Similar to Sunny Brae, the beginnings of a community forest in Weaverville was also rooted in protests against land mismanagement;

"The Weaverville Community Forest, which is jointly managed by the Bureau of Land Management (BLM) and the Trinity County Resource Conservation District (TCRCD), is 984 acres of excellent timber land, historic and prehistoric resources, recreational uses and high visual quality for the southwest side of Weaverville. The anadromous West Weaver Creek flows through it, and the Forest provides a wildlife corridor between industrial timberlands to the south and residential parcels to the north.

The Forest originally began, in 1999, as community protest against a proposed land exchange by BLM. The Trinity County Board of Supervisors joined with the community in asking BLM to delay the exchange while alternatives were explored. In 2003 the TCRCD Board of Directors decided to take on the project to further explore ways to manage these federally-held lands. In mid-2004, BLM suggested using a new federal tool, Stewardship Contracting, to manage the lands as a community forest.

Using this tool, BLM retains ownership and cooperatively works with the TCRCD, with which it has an excellent working relationship, to manage the forest-based objectives defined by the community. Because of the high level of community involvement between 1999 and 2004, the objectives have long been defined: protecting viewsheds, timber harvesting and products to the local mill, recreation and education, fuels reduction, firewood collection, salmon habitat protection, and invasive weeds eradication.
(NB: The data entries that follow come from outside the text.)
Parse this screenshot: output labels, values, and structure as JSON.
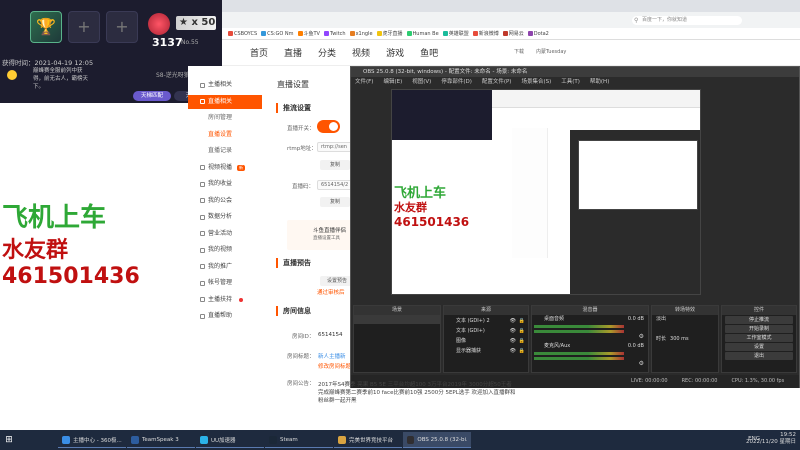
{
  "overlay": {
    "star_level": "★ x 50",
    "score": "3137",
    "rank_no": "No.55",
    "time_label": "获得时间：2021-04-19 12:05",
    "notice": "巅峰赛全服前列中获得，前无古人，霸榜天下。",
    "rank_name": "S8-逆光呀狼",
    "btn_match": "天梯匹配",
    "btn_rank": "天梯榜"
  },
  "promo": {
    "line1": "飞机上车",
    "line2": "水友群",
    "line3": "461501436"
  },
  "browser": {
    "address_placeholder": "百度一下，你就知道",
    "bookmarks": [
      "CSBOYCS",
      "CS:GO Nm",
      "斗鱼TV",
      "Twitch",
      "x1ngle",
      "虎牙直播",
      "Human Be",
      "英雄联盟",
      "新浪微博",
      "网易云",
      "Dota2"
    ],
    "bookmark_colors": [
      "#e74c3c",
      "#3498db",
      "#ff7f00",
      "#9146ff",
      "#e67e22",
      "#f1c40f",
      "#2ecc71",
      "#1abc9c",
      "#e74c3c",
      "#c0392b",
      "#8e44ad"
    ]
  },
  "site_nav": {
    "items": [
      "首页",
      "直播",
      "分类",
      "视频",
      "游戏",
      "鱼吧"
    ],
    "right": [
      "下载",
      "内蒙Tuesday"
    ]
  },
  "sidebar": {
    "items": [
      {
        "label": "主播相关",
        "type": "head"
      },
      {
        "label": "直播相关",
        "type": "live"
      },
      {
        "label": "房间管理",
        "type": "sub"
      },
      {
        "label": "直播设置",
        "type": "sub-sel"
      },
      {
        "label": "直播记录",
        "type": "sub"
      },
      {
        "label": "视频视播",
        "type": "head",
        "tag": "新"
      },
      {
        "label": "我的收益",
        "type": "head"
      },
      {
        "label": "我的公会",
        "type": "head"
      },
      {
        "label": "数据分析",
        "type": "head"
      },
      {
        "label": "营业活动",
        "type": "head"
      },
      {
        "label": "我的视频",
        "type": "head"
      },
      {
        "label": "我的推广",
        "type": "head"
      },
      {
        "label": "帐号管理",
        "type": "head"
      },
      {
        "label": "主播扶持",
        "type": "head",
        "dot": true
      },
      {
        "label": "直播帮助",
        "type": "head"
      }
    ]
  },
  "main": {
    "title": "直播设置",
    "section_push": "推流设置",
    "push_switch_label": "直播开关：",
    "rtmp_label": "rtmp地址：",
    "rtmp_value": "rtmp://sen",
    "copy1": "复制",
    "code_label": "直播码：",
    "code_value": "6514154/2",
    "copy2": "复制",
    "tip_title": "斗鱼直播伴侣",
    "tip_desc": "直播设置工具",
    "section_notice": "直播预告",
    "notice_btn": "设置预告",
    "notice_link": "通过审核后",
    "section_room": "房间信息",
    "room_id_label": "房间ID：",
    "room_id_value": "6514154",
    "room_name_label": "房间标题：",
    "room_name_value": "新人主播新",
    "room_name_link": "修改房间标题",
    "room_notice_label": "房间公告："
  },
  "description": "2017年S4赛季 亮果 B5 5E 三平台均超100 3万平台2019年 3000分超50王者 完成巅峰赛第二赛季前10 face比赛前10强 2500分 5EPL选手 欢迎加入直播群和粉丝群一起开黑",
  "obs": {
    "title": "OBS 25.0.8 (32-bit, windows) - 配置文件: 未命名 - 场景: 未命名",
    "menu": [
      "文件(F)",
      "编辑(E)",
      "视图(V)",
      "停靠部件(D)",
      "配置文件(P)",
      "场景集合(S)",
      "工具(T)",
      "帮助(H)"
    ],
    "docks": {
      "scenes": "场景",
      "sources": "来源",
      "mixer": "混音器",
      "transitions": "转场特效",
      "controls": "控件"
    },
    "sources": [
      "文本 (GDI+) 2",
      "文本 (GDI+)",
      "图像",
      "显示器捕获"
    ],
    "mixer": [
      {
        "name": "桌面音频",
        "db": "0.0 dB"
      },
      {
        "name": "麦克风/Aux",
        "db": "0.0 dB"
      }
    ],
    "transition": "淡出",
    "duration_label": "时长",
    "duration_value": "300 ms",
    "controls": [
      "停止推流",
      "开始录制",
      "工作室模式",
      "设置",
      "退出"
    ],
    "status": [
      "LIVE: 00:00:00",
      "REC: 00:00:00",
      "CPU: 1.3%, 30.00 fps"
    ]
  },
  "taskbar": {
    "tasks": [
      {
        "label": "主播中心 - 360极...",
        "color": "#3a8ee6"
      },
      {
        "label": "TeamSpeak 3",
        "color": "#2d5d9f"
      },
      {
        "label": "UU加速器",
        "color": "#2bb2e8"
      },
      {
        "label": "Steam",
        "color": "#1b2838"
      },
      {
        "label": "完美世界竞技平台",
        "color": "#d9a441"
      },
      {
        "label": "OBS 25.0.8 (32-bi...",
        "color": "#302e31"
      }
    ],
    "lang": "ENG",
    "time": "19:52",
    "date": "2022/11/20 星期日"
  }
}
In 2005 a ten-year cooperative agreement between BLM and TCRCD was signed, and the first project will be undertaken in 2006: a forest health project on 200 acres adjacent to a neighborhood. The timber will be sold to the local mill, with firewood collection beginning later in the summer. Funds generated after project costs will be deposited in an account that pays for subsequent projects that meet the objectives of the stewardship agreement and community goals."

entire page @;
http://www.tcrcd.net/w-ville_forest/history.htm

The indigenous peoples of CA rely on traditional land stewardship logging practices to ensure the safety of both humans and the ecosystem. By not clearcutting, the Hupa nation has phased out the use of toxic herbicides for several decades. You'ld think that by now Euro-americans could learn from this indigenous ecological wisdom??

"On public lands, CIBA has been active in trying to end the use of pesticides on national forests, which have resumed their use after a moratorium of several years. While some national forests choose not to use herbicides, others such as the Stanislaus, Eldorado and Sierra National Forests are carrying out plans to spray many thousands of acres. On tribal lands, the Hoopa Tribe banned pesticide use on the Hoopa Reservation in 1978. Timber sales are an important source of income for the Tribe; timber sales run in the black, while manual removal of competing brush provides employment. The argument against such methods, however, is mainly an economic one. In terms of dollars, the cost of herbicide application costs less than "hand-grubbing" or mechanical methods. The Forest Service argues that it is necessary to use herbicides in areas where thousands of acres of trees have been burned and reforestation efforts are underway."

additional info @;
http://www.ciba.org/ongoing.html

Maybe now we can place biodiversity and community health above short term economic profits of private corporations??